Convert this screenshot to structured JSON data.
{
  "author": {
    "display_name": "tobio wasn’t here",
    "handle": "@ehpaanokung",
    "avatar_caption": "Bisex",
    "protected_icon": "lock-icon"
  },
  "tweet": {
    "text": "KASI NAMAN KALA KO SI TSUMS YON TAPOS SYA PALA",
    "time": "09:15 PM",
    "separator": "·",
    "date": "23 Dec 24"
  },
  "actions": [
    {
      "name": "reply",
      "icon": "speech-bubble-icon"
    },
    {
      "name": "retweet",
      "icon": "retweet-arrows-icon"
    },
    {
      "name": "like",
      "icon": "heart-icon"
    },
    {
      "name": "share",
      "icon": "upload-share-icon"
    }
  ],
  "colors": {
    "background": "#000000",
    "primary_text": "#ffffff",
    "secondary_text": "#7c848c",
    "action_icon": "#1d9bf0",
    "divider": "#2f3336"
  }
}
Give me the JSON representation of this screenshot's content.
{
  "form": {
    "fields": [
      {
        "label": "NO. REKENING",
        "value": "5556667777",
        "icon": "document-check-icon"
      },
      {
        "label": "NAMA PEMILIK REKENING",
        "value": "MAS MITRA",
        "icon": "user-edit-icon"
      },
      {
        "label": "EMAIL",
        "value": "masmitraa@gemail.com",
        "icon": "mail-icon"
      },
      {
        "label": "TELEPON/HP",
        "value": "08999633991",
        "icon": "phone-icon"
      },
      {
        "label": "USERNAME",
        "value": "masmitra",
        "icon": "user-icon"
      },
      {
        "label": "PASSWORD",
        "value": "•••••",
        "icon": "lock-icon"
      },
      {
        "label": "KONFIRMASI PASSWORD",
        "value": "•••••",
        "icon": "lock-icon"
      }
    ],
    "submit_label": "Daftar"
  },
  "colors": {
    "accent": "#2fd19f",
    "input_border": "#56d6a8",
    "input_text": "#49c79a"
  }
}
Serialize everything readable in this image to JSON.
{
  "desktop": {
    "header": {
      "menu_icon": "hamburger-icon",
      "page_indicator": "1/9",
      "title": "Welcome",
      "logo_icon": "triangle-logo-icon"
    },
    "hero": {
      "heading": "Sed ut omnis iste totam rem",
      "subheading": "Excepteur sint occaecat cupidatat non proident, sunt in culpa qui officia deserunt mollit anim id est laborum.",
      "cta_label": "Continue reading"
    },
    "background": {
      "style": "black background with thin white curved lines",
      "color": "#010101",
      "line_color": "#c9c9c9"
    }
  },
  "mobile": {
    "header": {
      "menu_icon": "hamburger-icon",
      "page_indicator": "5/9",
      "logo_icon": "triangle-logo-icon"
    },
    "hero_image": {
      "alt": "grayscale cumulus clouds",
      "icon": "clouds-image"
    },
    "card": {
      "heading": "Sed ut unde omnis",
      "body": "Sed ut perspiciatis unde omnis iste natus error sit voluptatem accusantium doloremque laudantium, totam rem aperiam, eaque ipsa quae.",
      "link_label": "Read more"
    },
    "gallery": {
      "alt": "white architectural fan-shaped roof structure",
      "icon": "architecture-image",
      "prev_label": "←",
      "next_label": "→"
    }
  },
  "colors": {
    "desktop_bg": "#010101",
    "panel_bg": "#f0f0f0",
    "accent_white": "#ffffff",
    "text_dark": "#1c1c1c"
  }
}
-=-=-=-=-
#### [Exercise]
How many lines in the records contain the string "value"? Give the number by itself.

#### [Answer for this exercise]
7